- We recommend using a primary key that consts of a single field.
- When selecting a key, remember:
- For activity tables (UACTs), only use system keys
- Select the system key according to your solution requirements (fldwfID, fldiActID, fldAlid)
- We recommend that you define the display field yourself, and not use the default, since it appears in several places.
- Use caution if you decide to share activity tables between workflows. When you share tables between workflows, the data is merged into a single table. This can cause the table to grow in size, unnecessarily.
- Do not place too many activity views on the same UACT table. This can cause the table to grow in size, unnecessarily. Each field in each table adds a column to the table, and combo boxes add two columns.
- Tables should contain a maximum of 40-50 columns.
- Consider whether a field should be nullable. If the field is not nullable, and the user does not enter a value, an error occurs. On the other hand, if the field is not nullable, it ensures that the field is populated. To prevent an error, you can place a validator on this field in the view.
- Lookup tables do not support multiple keys.
- Keep the names that you selected during the design. Since the lookup table is accessed by a path, if you change names in the lookup table, the reference breaks.
- Use sub-views to create reusable components, or to logically divide the form.
- Use caution when you use a sub-view from a different workflow. The sub-view's data model is saved with the other workflow. Therefore, if you need to export the workflow, you must export the other workflow.

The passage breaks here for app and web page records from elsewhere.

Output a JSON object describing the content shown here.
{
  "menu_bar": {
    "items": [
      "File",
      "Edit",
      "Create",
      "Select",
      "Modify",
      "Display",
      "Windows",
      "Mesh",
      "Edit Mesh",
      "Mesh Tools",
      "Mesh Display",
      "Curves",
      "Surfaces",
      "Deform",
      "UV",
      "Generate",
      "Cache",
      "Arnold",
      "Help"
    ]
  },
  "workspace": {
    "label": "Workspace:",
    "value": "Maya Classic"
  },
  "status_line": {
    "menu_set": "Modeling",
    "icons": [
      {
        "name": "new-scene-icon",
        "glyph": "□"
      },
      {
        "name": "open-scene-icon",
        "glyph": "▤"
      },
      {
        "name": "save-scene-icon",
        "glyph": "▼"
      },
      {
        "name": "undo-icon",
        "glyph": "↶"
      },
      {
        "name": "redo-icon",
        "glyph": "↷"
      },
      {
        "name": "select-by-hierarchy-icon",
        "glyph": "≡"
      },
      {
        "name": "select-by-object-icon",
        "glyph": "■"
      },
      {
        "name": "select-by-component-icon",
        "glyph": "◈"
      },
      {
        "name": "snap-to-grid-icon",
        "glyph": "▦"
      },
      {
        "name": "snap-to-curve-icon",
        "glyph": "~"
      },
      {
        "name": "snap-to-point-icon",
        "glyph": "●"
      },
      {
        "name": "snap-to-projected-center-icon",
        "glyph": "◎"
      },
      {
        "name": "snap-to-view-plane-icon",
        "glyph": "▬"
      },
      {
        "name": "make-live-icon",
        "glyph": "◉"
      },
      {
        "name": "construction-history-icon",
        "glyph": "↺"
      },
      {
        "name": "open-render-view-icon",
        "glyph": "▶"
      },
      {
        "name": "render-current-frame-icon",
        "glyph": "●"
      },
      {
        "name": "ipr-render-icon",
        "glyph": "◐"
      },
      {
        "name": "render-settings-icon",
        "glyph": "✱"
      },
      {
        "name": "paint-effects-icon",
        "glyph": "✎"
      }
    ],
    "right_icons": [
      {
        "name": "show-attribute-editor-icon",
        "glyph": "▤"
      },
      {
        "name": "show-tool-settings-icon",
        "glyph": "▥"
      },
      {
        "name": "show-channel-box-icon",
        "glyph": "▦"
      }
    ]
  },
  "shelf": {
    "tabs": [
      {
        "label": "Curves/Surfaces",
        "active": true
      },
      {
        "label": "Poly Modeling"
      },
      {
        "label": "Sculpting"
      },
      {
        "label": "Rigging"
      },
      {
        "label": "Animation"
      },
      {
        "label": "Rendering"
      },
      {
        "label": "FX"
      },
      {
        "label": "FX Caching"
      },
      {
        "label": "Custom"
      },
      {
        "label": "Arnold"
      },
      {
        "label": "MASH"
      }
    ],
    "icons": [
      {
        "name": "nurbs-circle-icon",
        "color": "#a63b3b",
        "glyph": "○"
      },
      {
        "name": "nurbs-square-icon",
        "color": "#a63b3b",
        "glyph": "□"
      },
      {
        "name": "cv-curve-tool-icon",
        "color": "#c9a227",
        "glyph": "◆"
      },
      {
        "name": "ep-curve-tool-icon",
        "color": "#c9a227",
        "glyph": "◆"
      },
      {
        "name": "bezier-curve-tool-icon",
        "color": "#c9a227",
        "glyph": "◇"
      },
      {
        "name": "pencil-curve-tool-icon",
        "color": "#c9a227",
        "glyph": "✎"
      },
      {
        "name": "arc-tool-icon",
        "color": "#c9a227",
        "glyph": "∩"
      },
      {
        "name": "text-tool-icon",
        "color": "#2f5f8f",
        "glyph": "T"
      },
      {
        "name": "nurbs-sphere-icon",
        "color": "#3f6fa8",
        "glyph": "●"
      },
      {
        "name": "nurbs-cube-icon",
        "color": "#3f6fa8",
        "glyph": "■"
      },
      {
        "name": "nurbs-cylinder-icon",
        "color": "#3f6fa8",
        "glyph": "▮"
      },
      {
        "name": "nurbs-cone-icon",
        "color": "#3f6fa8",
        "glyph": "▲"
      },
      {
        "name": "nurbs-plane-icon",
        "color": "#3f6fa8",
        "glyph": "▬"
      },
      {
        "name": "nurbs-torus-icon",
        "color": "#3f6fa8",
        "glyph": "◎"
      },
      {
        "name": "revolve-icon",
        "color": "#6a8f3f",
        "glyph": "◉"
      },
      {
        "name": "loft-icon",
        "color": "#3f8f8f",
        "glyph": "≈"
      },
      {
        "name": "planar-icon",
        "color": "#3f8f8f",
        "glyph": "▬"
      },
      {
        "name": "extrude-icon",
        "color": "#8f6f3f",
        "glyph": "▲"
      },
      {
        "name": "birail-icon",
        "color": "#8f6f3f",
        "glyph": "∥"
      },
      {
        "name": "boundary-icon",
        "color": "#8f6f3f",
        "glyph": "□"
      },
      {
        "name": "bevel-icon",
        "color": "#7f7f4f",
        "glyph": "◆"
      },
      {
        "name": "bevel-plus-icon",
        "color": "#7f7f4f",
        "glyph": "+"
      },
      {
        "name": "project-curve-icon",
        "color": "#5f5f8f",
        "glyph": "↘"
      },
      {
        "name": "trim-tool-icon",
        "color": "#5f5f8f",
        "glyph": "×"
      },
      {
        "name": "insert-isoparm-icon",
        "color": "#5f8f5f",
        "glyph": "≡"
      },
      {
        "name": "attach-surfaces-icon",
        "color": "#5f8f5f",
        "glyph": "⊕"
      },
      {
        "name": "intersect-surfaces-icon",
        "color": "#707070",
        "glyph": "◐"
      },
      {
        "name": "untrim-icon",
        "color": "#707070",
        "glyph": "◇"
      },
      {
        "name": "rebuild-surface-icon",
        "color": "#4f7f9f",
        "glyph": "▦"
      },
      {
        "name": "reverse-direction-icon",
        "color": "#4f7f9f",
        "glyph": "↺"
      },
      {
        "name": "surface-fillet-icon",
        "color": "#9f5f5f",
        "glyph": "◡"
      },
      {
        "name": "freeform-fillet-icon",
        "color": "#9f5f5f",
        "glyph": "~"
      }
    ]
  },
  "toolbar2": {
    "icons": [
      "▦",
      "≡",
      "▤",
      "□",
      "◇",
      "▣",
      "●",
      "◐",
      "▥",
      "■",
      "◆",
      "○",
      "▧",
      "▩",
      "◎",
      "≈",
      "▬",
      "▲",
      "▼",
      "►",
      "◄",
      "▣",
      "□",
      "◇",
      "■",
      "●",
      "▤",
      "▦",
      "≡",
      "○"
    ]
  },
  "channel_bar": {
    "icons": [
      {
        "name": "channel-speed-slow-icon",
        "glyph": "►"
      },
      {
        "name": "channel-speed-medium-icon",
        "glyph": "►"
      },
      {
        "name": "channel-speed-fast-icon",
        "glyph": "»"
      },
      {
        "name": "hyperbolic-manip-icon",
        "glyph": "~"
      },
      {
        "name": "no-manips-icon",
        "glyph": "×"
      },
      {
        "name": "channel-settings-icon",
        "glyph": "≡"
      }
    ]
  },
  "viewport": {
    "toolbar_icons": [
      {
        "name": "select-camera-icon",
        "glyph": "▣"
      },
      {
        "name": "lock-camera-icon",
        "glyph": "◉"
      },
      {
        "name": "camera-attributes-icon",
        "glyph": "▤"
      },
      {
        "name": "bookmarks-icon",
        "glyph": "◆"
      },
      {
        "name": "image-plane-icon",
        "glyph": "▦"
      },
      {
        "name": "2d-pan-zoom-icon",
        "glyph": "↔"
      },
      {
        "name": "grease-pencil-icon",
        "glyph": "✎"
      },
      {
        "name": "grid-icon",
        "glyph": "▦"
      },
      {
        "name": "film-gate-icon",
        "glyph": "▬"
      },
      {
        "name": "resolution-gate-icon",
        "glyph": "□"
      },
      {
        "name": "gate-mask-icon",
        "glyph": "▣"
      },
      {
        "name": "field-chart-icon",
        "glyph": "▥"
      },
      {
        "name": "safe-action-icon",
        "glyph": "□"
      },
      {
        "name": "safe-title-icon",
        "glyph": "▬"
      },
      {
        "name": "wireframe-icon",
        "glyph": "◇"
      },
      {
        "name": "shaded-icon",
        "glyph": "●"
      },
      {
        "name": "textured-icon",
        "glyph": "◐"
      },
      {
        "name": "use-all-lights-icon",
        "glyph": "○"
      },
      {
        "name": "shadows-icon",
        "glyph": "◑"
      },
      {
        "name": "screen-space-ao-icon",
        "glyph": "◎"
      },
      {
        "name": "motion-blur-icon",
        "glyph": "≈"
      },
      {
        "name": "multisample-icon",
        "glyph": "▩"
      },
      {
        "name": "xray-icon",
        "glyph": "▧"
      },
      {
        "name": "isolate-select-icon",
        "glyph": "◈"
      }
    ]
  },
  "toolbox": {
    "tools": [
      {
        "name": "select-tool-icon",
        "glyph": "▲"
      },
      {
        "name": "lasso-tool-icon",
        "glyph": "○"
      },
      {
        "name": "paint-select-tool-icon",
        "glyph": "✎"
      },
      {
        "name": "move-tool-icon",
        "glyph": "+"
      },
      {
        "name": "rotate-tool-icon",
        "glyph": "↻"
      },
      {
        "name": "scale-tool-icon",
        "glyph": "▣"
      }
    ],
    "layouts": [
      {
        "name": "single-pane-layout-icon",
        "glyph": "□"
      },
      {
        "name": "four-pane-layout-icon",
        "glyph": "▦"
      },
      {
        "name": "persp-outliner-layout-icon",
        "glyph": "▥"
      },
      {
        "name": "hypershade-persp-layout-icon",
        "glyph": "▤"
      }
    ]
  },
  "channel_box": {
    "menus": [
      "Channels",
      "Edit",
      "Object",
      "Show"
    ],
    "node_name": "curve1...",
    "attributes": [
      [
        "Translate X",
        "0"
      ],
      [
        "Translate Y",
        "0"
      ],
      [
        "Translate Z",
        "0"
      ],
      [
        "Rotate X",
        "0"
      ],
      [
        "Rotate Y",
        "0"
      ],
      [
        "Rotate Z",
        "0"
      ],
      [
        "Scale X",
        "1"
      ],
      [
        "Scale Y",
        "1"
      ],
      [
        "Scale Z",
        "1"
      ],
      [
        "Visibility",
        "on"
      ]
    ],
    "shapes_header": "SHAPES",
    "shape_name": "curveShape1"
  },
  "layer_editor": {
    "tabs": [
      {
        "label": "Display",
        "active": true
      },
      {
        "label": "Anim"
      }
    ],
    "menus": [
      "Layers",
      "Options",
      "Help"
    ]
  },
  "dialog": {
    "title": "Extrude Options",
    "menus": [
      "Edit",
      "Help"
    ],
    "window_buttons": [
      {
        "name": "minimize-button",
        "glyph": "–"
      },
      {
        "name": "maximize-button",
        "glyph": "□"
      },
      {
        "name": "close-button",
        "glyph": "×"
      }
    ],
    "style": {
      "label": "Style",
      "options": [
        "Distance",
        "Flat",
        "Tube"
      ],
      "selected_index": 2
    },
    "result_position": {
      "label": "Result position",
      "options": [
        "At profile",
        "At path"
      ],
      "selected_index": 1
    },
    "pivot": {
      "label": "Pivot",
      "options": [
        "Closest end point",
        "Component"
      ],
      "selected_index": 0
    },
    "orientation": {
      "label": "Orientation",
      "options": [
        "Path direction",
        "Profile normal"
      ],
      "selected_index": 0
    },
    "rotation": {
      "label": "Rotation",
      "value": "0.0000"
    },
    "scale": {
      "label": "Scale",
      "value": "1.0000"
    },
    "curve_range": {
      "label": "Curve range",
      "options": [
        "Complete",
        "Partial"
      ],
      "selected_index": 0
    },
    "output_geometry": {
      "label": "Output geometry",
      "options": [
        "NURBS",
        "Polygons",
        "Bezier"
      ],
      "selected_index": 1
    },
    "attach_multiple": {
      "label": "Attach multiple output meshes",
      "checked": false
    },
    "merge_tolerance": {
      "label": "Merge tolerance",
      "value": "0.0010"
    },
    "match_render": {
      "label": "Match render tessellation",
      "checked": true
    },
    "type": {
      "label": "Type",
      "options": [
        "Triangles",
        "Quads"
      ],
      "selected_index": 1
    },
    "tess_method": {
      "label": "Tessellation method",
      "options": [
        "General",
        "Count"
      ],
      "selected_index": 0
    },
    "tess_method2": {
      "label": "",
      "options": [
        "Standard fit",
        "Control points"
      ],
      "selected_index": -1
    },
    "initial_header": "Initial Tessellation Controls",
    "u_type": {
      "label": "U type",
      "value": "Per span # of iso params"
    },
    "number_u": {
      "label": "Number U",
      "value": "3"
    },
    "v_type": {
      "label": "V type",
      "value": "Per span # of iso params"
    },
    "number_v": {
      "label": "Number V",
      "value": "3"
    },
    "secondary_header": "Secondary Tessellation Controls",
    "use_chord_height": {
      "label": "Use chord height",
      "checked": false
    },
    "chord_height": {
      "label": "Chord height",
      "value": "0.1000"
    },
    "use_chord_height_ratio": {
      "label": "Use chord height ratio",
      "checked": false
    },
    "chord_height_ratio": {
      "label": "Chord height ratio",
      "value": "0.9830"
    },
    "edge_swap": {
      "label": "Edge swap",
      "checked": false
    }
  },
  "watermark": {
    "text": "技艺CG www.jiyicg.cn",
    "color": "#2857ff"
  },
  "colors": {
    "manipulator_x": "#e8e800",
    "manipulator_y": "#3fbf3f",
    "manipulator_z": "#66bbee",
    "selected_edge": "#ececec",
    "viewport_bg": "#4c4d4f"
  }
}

- We recommend not changing the names of workflows, views, and activities because the path to the sub-view might cause errors. Spend time during the design stage to select appropriate workflow names.
- Consider using sub-views for header records, such as customer details, which remain consistent throughout the workflow. Since the view is maintained in a single place, you can accelerate process development and make maintenance easier.
- Do not embed sub-views within sub-views, within sub-views. Do not make the solution overly complex to understand, investigate, and troubleshoot.
- Consider using workflow variables to expose key parameters, or to control logic, so they are simple to maintain.
Look and feel
Follow these guidelines when you use a predefined color scheme and template
- Use CSS classes
- Use real SRC for images
- Do not use style property
- Do not use images from the attachments of any other dynamic location
Creating Reusable Content
Cora SeQuence provides several opportunities for creating reusable components. Take advantage of reusable content to save time and effort.
- Global variables
- Extending form templates
Tip: Create a general workflow that includes a list of activities that represent various types of controls that you want to reuse.